What’s the status of your Outreach sequences? It’s worth reviewing them, since outbound sales sequences provide the power behind your sales process. Think of your sequences as the digital execution of your sales playbook. That means, as your product and strategy evolves, your sequences should adjust accordingly.
To keep your content as fresh as your strategy, your best bet is to review your sequences every six months. This semi-annual check in provides you and your team an opportunity to dig into metrics, review the results of your A/B tests, double down on email copy that works, and ditch what doesn’t).
We’ve still got a few weeks left in spring, so there’s no better time than now to spring clean your sequences. Ready to get started? Here’s a checklist of what to review— I recommend you set aside at least a half day to look at your sequences and be make the tweaks and adjustments you need to turn up your strategy for the summer.
Know your target for each sequence—it can be a persona, industry, or specific company. Your sequence strategy will vary based on the target, so check to make sure yours is clearly defined. And keep in mind that persona plays a big role in the characteristics of your sequence. If you’re targeting a VP-level persona, for instance, the sequence will likely last longer (five to six weeks) and will involve more manual touches than if you’re targeting a lower-level persona.
Once you have your target audience locked down, it’s time to consider what you want to accomplish with the sequence. Maybe you want a meeting. Or perhaps you’re after a referral. In some cases, the sequence’s purpose is purely educational. Define what you are trying to achieve, and as you review the sequence, make sure every step supports that end-goal.
If you want to have top performing sequences you need to have top performing emails within your sequences. To get there, you need to A/B test your emails to learn what works and what doesn't. You should always be looking for ways to make tweaks that’ll improve your results. If you don’t have A/B tests in place, add them. And during your review, take time to check in on test results and act on them: lose the control version if the test outperforms it. (Pro tip: Make sure you just turn off underperforming versions—if you delete them, you’ll remove the data around what didn’t work, and you don’t want to make the same mistakes in future sequences!)
As you review your sequences, look to see what type of steps are involved, from emails to calls to LinkedIn touches. Some sequences lend themselves to more calls, while others are email-heavy. Any sequence, however, should ideally have a mix of step types. This is what makes sellers appear real and genuine to buyers. And that quality, in turn, ups the likelihood of a response and builds rapport.
Here is another reason to have a good sense of the target of your persona. Knowing this can help you guess their email habits. For instance, if you’re aware that executives tend to clean out their inboxes on Sunday evening, make sure you’re sending an email in that golden period. Pull analytics to see which times generate the best reply rates by persona and adjust the timing of your calls and email sends accordingly.

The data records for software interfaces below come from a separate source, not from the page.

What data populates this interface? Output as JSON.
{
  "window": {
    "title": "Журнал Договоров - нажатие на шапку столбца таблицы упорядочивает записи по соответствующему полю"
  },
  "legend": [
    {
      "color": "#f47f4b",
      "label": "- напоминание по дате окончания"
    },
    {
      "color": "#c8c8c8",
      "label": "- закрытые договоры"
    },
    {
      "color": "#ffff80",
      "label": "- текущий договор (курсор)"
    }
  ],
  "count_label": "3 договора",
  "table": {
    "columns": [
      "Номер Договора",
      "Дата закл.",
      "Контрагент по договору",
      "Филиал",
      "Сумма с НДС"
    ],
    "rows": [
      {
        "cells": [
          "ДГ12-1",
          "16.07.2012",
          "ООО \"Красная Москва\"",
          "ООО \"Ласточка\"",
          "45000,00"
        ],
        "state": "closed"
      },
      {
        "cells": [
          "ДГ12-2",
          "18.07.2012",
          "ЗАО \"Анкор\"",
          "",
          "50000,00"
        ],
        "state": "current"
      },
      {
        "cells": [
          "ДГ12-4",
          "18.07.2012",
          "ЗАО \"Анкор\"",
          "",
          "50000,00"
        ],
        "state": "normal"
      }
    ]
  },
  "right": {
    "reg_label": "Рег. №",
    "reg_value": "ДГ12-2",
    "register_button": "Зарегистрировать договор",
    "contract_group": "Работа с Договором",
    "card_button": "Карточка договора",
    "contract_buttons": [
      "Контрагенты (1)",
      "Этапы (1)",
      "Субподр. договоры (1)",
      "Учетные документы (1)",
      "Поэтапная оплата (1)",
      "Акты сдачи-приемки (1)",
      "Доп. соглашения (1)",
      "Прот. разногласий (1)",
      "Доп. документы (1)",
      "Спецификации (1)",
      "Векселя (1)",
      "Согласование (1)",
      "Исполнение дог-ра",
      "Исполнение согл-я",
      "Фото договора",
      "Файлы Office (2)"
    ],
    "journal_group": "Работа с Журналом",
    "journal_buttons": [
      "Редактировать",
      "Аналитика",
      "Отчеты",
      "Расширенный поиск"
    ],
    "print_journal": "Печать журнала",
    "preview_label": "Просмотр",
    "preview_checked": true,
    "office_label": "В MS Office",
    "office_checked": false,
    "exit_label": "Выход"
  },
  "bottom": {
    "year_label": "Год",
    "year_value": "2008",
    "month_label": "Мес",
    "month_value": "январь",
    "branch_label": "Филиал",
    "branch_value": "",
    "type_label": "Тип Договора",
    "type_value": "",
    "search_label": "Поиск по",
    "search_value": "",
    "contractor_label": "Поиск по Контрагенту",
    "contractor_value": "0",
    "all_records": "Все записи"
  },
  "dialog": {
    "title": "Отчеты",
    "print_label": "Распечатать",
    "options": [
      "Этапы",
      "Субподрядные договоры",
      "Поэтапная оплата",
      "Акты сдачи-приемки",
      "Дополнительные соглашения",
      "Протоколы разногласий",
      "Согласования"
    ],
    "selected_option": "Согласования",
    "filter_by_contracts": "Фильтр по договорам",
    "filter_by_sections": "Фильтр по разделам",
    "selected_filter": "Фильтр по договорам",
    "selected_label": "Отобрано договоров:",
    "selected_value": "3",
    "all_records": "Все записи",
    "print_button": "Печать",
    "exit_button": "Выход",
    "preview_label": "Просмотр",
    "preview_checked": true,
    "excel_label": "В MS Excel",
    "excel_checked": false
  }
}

You’ll need to have a sizable group of people receiving your communications—at least 250—in order to have a benchmark that’ll help you assess your open and reply rates. Make sure each email in your sequences is delivered to at least 250 addresses to get the reliable data you need. Once you have that quantity, here are some more metrics to review:
Take a look at each step with an eye toward pain points -- when you see a point at which prospects stop moving through your funnel, you need to rethink your sequence. For instance, if you have a phone call step with 200 active people in it, and all the steps after it have dwindled down to 20 active propsect's, you’ll know you’ve created a bottleneck. This will cause your sequence to screech to a standstill. Take the time to figure out what’s going on during these bottlenecks—if your reps aren’t keeping up with phone calls, it could be due to inertia, an inability to prioritize, or a problematic step in the sequence. Dig into what’s going on, and use this as a teaching moment with your reps, too.
Take a look at the reply rate for your final step—if it’s still high, go ahead and tack on additional steps in the sequence. If the reply rate has dropped off, you can feel confident that you’ve exhausted all resources and won’t see any gains from adding additional steps.
Sending a lot of emails in a sequence can be effective—but not if the emails aren’t high quality. Here are some tips for sending a strong, effective sales email:
It’ll take some time to go through reviewing your sequences, but the effort is well worth it. With strong and tested sequences in place to execute your tactics, you’ll be able to reap the benefits of your carefully planned sales strategy.